including Aetna, Cigna, Humana, UnitedHealth Group and WellPoint had funneled between $10 million and $20 million to the U.S. Chamber to fund the campaign. Meanwhile, America’s Health Insurance Plans, the industry trade association, continued to public voice support for reform.

Another memorable 2009 campaign, one that put Elizabeth Warren in the cross hairs was the Chamber’s “Stop the Consumer Financial Protection Agency”. The Consumer Financial Protection Agency was conceived by Warren in a 2007 article she wrote in the Democracy Journal. Her idea was to create and agency that would have the authority and accountability to supervise, examine, and enforce consumer financial protection laws. The Chamber carried out an aggressive ad campaign featuring small business owners complaining that such an agency would crack down on small businesses that offer store credit to customers. Because of laws that do not require 501(c)3s like the Chamber to report donors the banks and credit card companies that financed the multi-million dollar ad and lobbying efforts were never disclosed.

Secrecy and anonymity are the trademark of the Chamber of Commerce. Ruling elites pay the non-profit hundreds of millions a year to secure the lucrative advantages they seek. But the drive for power is ceaseless within the ruling class. Nothing short of total control of all branches of the State will satisfy the appetites of those who wield power behind closed doors. The Chamber of Commerce and the corporations it represents from the shadows have already hijacked the legislative process, elections and government policy. It has already diffused its influence throughout “the least dangerous branch” as the increasing number of rulings favoring Big Business shows. Elizabeth Warren’s warning is prescient.
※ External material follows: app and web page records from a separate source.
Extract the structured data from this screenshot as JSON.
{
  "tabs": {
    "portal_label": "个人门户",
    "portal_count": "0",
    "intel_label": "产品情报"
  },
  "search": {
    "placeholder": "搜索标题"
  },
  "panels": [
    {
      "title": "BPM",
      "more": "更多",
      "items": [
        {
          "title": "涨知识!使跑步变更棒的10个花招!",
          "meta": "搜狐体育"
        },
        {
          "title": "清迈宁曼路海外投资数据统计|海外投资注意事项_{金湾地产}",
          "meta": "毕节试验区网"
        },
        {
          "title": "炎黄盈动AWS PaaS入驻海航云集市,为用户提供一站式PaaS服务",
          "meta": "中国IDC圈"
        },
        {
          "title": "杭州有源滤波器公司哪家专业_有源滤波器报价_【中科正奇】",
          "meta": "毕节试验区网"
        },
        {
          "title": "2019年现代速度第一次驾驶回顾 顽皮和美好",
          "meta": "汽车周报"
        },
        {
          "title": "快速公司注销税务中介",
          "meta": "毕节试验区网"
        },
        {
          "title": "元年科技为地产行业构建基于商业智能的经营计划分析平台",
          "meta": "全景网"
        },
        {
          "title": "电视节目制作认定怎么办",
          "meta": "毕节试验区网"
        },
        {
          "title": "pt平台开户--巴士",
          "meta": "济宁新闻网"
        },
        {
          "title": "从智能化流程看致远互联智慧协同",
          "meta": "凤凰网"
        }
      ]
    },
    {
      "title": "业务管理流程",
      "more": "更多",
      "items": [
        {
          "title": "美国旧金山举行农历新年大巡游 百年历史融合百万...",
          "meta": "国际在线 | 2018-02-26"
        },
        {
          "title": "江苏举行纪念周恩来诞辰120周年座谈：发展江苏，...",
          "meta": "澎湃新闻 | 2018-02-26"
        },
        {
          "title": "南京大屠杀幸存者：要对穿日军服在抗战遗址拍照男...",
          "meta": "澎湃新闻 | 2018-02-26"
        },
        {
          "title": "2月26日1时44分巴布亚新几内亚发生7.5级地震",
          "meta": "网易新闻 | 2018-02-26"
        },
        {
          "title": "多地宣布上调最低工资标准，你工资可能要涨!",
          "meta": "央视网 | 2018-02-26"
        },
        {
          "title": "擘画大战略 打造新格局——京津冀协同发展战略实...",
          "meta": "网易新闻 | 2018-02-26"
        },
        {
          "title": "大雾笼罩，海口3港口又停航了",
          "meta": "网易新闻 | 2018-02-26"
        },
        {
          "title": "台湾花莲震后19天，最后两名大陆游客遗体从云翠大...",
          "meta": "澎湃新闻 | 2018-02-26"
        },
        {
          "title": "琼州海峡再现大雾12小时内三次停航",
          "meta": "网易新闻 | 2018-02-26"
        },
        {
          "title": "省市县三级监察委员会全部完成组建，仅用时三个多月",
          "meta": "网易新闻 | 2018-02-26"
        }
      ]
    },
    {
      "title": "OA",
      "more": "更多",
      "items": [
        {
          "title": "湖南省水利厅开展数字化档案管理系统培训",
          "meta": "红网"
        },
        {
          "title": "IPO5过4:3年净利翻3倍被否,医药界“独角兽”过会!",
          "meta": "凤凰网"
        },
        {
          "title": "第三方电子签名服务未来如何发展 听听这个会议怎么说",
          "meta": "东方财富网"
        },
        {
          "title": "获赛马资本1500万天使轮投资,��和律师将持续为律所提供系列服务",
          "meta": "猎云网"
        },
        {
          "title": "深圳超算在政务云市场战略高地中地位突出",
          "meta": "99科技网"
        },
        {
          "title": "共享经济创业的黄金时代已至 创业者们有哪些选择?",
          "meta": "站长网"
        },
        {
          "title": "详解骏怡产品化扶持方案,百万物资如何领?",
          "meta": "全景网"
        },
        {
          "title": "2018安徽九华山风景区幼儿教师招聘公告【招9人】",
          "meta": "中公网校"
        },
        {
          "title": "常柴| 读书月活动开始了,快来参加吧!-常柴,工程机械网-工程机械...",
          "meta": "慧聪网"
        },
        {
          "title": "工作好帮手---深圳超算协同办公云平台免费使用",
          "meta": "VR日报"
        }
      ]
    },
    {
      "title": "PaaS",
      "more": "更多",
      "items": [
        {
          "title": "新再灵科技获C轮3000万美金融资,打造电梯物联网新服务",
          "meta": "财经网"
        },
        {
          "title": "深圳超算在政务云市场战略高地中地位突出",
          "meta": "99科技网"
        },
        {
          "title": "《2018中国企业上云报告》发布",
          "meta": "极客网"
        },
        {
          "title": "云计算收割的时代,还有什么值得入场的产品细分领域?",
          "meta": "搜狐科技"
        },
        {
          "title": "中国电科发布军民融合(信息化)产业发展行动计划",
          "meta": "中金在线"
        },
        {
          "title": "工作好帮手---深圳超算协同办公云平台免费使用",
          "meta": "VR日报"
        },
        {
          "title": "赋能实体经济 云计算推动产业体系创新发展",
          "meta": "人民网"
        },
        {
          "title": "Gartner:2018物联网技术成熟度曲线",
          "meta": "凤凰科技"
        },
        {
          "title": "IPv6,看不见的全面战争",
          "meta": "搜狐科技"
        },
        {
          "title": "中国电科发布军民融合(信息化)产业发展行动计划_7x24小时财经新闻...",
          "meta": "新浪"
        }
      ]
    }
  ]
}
Continuing her speech last week she said, “Follow this pro-business trend to its obvious conclusion and you will end up with a Supreme Court that’s a wholly owned subsidiary of the Chamber of Commerce.”

Written by yourinquirerprofoundly

June 20, 2013 at 10:01 pm